*** Begin section ***

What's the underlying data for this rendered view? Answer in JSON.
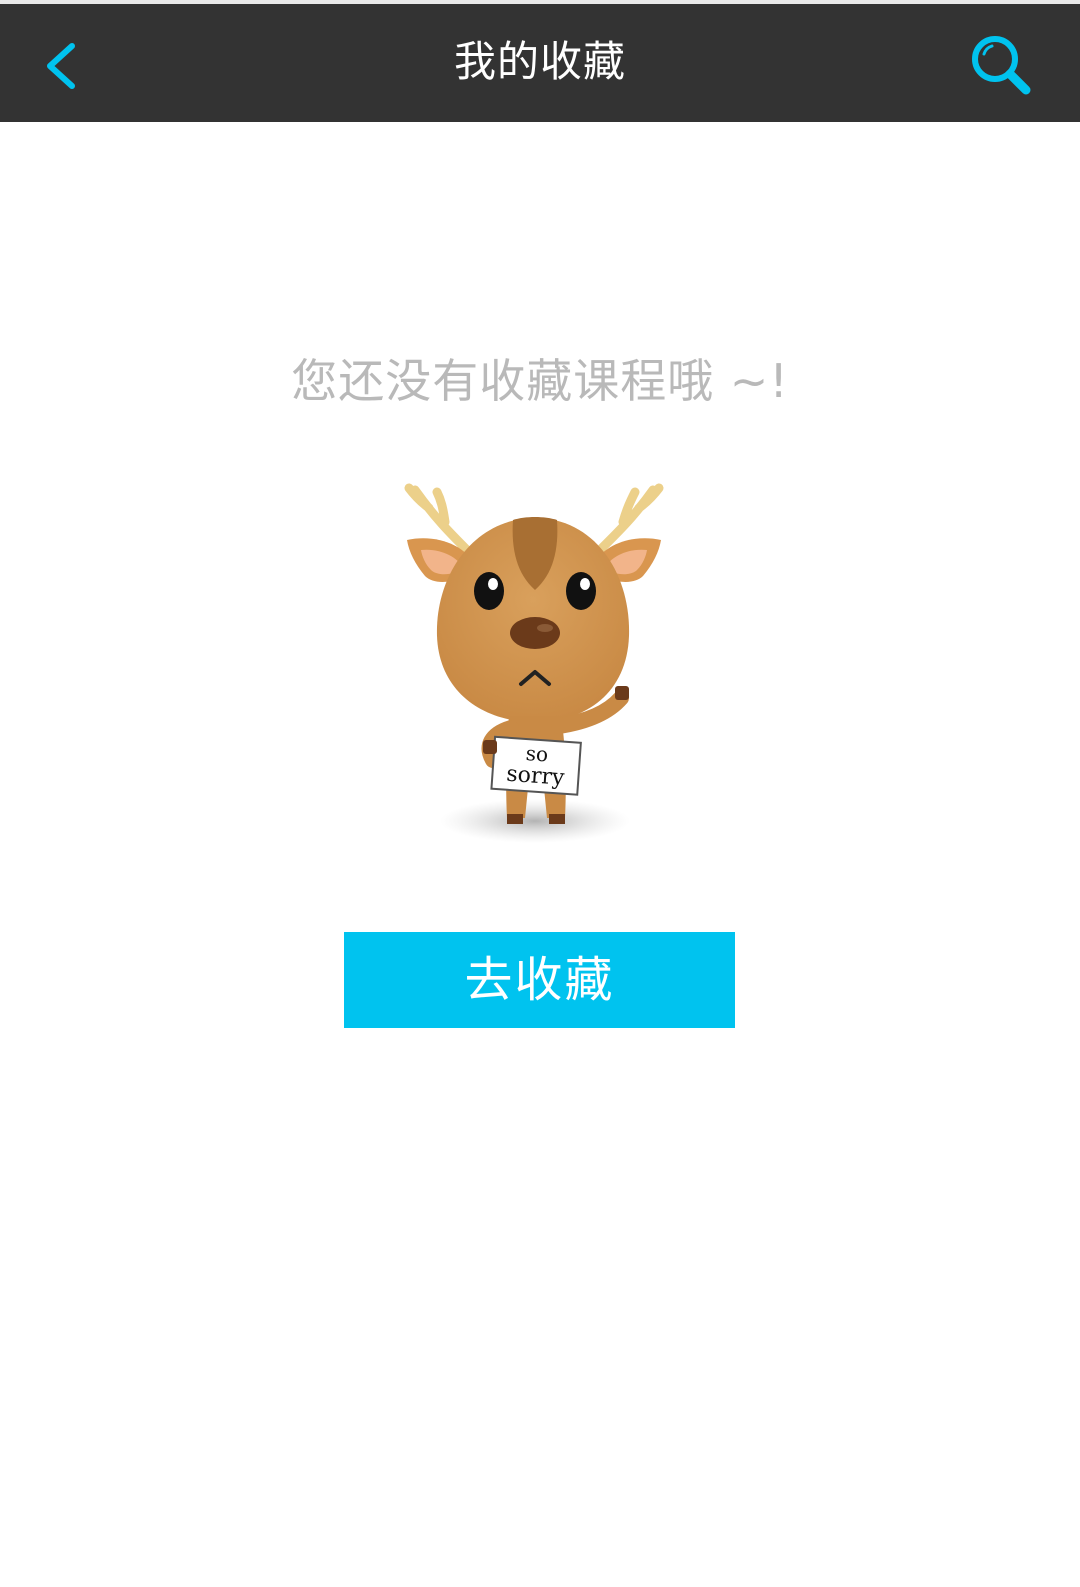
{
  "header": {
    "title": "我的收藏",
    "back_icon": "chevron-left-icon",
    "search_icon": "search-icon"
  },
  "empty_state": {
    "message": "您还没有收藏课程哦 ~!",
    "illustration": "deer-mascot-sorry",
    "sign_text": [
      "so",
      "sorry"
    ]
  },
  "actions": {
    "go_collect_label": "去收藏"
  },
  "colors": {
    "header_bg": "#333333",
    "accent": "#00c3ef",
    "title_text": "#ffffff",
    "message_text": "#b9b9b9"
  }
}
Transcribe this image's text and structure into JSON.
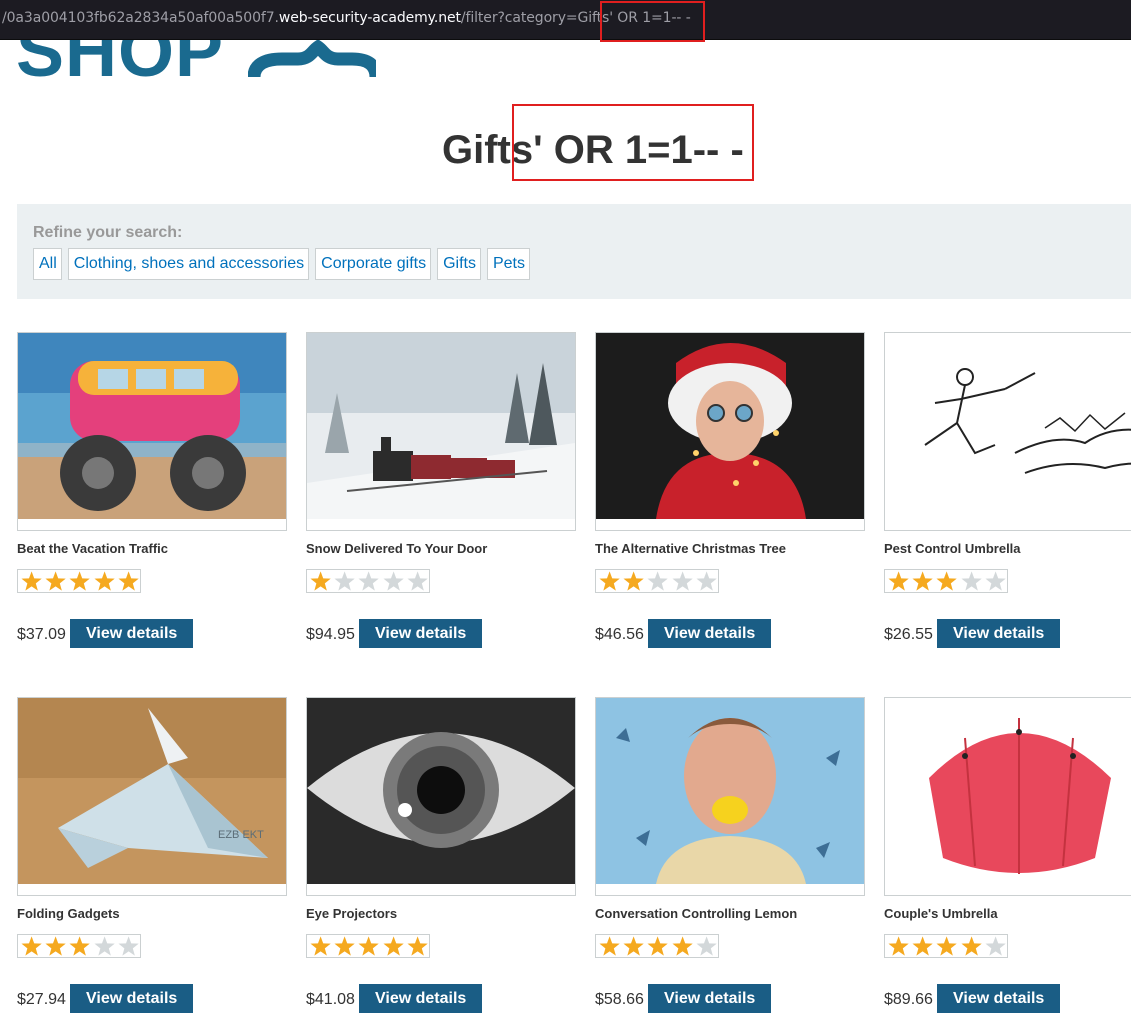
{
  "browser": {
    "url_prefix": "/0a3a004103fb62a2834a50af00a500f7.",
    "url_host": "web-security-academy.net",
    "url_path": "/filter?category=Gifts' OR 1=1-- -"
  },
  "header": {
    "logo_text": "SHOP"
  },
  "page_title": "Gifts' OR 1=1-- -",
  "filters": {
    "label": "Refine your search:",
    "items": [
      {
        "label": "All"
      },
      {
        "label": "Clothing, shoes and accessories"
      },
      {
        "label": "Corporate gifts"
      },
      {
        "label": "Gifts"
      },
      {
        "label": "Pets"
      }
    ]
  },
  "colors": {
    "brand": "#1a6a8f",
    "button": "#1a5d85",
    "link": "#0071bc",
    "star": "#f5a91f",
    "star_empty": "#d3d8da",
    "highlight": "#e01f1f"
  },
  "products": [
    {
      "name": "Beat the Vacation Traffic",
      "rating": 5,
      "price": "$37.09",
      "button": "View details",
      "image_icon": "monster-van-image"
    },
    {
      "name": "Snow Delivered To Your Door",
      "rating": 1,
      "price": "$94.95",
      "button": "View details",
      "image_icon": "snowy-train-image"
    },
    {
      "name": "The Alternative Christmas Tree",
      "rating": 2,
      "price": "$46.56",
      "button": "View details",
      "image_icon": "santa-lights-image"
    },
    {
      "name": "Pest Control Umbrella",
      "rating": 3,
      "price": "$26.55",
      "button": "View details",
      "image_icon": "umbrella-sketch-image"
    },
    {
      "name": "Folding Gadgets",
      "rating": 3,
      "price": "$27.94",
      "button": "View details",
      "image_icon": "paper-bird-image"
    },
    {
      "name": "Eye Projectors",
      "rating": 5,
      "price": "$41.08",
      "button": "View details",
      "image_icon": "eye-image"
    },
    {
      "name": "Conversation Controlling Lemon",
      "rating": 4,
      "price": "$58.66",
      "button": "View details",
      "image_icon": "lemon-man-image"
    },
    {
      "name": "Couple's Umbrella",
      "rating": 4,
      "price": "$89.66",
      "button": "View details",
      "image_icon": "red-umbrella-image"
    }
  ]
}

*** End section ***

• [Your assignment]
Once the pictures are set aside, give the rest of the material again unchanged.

• [Exercise response]
What's the underlying data for this rendered view? Answer in JSON.
{
  "header": {
    "title": "我的收藏",
    "back_icon": "chevron-left-icon",
    "search_icon": "search-icon"
  },
  "empty_state": {
    "message": "您还没有收藏课程哦 ~!",
    "illustration": "deer-mascot-sorry",
    "sign_text": [
      "so",
      "sorry"
    ]
  },
  "actions": {
    "go_collect_label": "去收藏"
  },
  "colors": {
    "header_bg": "#333333",
    "accent": "#00c3ef",
    "title_text": "#ffffff",
    "message_text": "#b9b9b9"
  }
}
Transcribe this image's text and structure into JSON.
{
  "browser": {
    "url_prefix": "/0a3a004103fb62a2834a50af00a500f7.",
    "url_host": "web-security-academy.net",
    "url_path": "/filter?category=Gifts' OR 1=1-- -"
  },
  "header": {
    "logo_text": "SHOP"
  },
  "page_title": "Gifts' OR 1=1-- -",
  "filters": {
    "label": "Refine your search:",
    "items": [
      {
        "label": "All"
      },
      {
        "label": "Clothing, shoes and accessories"
      },
      {
        "label": "Corporate gifts"
      },
      {
        "label": "Gifts"
      },
      {
        "label": "Pets"
      }
    ]
  },
  "colors": {
    "brand": "#1a6a8f",
    "button": "#1a5d85",
    "link": "#0071bc",
    "star": "#f5a91f",
    "star_empty": "#d3d8da",
    "highlight": "#e01f1f"
  },
  "products": [
    {
      "name": "Beat the Vacation Traffic",
      "rating": 5,
      "price": "$37.09",
      "button": "View details",
      "image_icon": "monster-van-image"
    },
    {
      "name": "Snow Delivered To Your Door",
      "rating": 1,
      "price": "$94.95",
      "button": "View details",
      "image_icon": "snowy-train-image"
    },
    {
      "name": "The Alternative Christmas Tree",
      "rating": 2,
      "price": "$46.56",
      "button": "View details",
      "image_icon": "santa-lights-image"
    },
    {
      "name": "Pest Control Umbrella",
      "rating": 3,
      "price": "$26.55",
      "button": "View details",
      "image_icon": "umbrella-sketch-image"
    },
    {
      "name": "Folding Gadgets",
      "rating": 3,
      "price": "$27.94",
      "button": "View details",
      "image_icon": "paper-bird-image"
    },
    {
      "name": "Eye Projectors",
      "rating": 5,
      "price": "$41.08",
      "button": "View details",
      "image_icon": "eye-image"
    },
    {
      "name": "Conversation Controlling Lemon",
      "rating": 4,
      "price": "$58.66",
      "button": "View details",
      "image_icon": "lemon-man-image"
    },
    {
      "name": "Couple's Umbrella",
      "rating": 4,
      "price": "$89.66",
      "button": "View details",
      "image_icon": "red-umbrella-image"
    }
  ]
}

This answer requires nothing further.